AVP, Finance

Jennifer Anspach

Jennifer Anspach is the assistant vice president of finance for Safeguard. She is responsible for the company’s national workforce of approximately 1,000 employees. She manages recruitment strategies, employee relations, training, personnel policies, retention, payroll and benefits programs. Additionally, Jennifer has oversight of the accounts receivable and loss functions formerly within the accounting department.

Jennifer joined the company in April 2009 as a manager of accounting and finance and a year later was promoted to director. She was named AVP of human capital in 2014. Prior to joining Safeguard, she held several management positions at OfficeMax and InkStop in both operations and finance.

Jennifer is a graduate of Youngstown State University. She was named a Crain’s Cleveland Business Archer Award finalist for HR Executive of the Year in 2017.


AVP, Application Architecture

Rick Moran

Rick Moran is the assistant vice president of application architecture for Safeguard. Rick is responsible for evolving the Safeguard IT systems. He leads the design of Safeguard’s enterprise application architecture. This includes Safeguard’s real-time integration with other systems, vendors and clients; the future upgrade roadmap for systems; and standards designed to meet availability, security, performance and goals.

Rick has been with Safeguard since 2011. During that time, he has led the system upgrades necessary to support Safeguard’s growth. In addition, Rick’s team has designed and implemented several innovative systems.

Prior to joining Safeguard, Rick was director of enterprise architecture at Revol Wireless, a privately held CDMA Wireless provider in Ohio and Indiana, and operated his own consulting firm providing services to the manufacturing, telecommunications, and energy sectors.


AVP, Technology Infrastructure and Cloud Services

Steve Machovina

Steve Machovina is the assistant vice president of technology infrastructure and cloud services for Safeguard. He is responsible for the overall management and design of Safeguard’s hybrid cloud infrastructure. He manages all technology engineering staff who support data centers, telecommunications, network, servers, storage, service monitoring, and disaster recovery.

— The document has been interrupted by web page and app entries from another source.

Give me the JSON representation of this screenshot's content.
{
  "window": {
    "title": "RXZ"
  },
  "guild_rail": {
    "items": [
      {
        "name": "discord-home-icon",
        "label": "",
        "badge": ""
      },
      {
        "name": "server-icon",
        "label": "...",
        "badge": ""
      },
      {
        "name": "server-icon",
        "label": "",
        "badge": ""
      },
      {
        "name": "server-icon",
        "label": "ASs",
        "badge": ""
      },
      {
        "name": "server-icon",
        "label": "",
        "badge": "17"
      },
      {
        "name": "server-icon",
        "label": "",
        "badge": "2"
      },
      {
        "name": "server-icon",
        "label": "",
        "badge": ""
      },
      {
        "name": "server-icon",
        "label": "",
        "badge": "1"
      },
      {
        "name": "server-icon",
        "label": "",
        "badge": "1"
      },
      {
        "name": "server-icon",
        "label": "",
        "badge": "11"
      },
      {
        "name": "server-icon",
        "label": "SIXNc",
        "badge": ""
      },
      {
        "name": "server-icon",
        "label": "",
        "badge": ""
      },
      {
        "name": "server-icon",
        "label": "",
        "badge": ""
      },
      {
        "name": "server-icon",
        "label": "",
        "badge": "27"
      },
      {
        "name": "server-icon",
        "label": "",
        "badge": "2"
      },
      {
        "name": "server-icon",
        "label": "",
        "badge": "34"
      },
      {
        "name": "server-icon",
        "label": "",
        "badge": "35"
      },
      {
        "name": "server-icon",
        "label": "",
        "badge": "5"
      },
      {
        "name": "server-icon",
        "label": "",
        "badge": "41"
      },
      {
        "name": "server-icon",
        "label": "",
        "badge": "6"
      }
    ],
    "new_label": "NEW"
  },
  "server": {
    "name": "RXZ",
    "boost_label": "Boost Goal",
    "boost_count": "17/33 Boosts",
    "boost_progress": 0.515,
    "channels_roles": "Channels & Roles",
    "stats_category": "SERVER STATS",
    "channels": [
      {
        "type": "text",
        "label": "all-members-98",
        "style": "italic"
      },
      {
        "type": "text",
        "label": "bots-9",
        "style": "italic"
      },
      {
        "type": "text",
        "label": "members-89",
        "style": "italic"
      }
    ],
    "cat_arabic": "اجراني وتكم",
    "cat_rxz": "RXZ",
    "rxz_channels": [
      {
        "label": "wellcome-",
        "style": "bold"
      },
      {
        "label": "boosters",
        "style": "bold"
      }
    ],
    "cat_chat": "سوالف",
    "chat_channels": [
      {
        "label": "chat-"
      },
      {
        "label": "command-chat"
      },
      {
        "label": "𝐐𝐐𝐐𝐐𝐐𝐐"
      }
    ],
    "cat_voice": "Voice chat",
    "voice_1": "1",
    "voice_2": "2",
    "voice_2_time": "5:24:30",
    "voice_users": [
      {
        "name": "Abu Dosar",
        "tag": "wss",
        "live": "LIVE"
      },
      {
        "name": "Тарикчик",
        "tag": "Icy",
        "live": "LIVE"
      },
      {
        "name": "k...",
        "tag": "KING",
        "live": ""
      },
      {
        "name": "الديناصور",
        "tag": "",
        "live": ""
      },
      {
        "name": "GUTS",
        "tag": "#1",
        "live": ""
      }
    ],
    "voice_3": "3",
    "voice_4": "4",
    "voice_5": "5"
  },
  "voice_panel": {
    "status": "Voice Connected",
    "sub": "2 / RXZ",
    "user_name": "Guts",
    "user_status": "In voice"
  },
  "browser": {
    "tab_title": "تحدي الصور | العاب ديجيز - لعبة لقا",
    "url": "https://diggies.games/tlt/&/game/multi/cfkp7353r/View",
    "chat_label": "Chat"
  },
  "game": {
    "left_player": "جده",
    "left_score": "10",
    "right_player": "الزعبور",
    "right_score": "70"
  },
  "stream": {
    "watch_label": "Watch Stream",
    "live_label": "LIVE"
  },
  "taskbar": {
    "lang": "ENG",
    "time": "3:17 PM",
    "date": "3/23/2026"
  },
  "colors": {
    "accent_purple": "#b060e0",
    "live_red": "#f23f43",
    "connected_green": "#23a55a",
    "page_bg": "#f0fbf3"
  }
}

Steve joined Safeguard in November 2013 as director of information technology operations.

Prior to joining Safeguard, Steve was vice president of information technology at Revol Wireless, a privately held wireless provider in Ohio and Indiana. He also held management positions with Northcoast PCS and Corecomm Communications, and spent nine years as a Coast Guard officer and pilot.

Steve holds a BBA in management information systems from Kent State University in Ohio and an MBA from Wayne State University in Michigan.


Assistant Vice president of Application Development

Steve Goberish

Steve Goberish, is the assistant vice president of application development for Safeguard. He is responsible for the maintenance and evolution of Safeguard’s vendor systems ensuring high-availability, security and scalability while advancing the vendor products’ capabilities and enhancing the vendor experience.

Prior to joining Safeguard, Steve was a senior technical architect and development manager at First American Title Insurance, a publicly held title insurance provider based in southern California, in addition to managing and developing applications in multiple sectors from insurance to VOIP.

Steve has a bachelor’s degree from Kent State University in Ohio.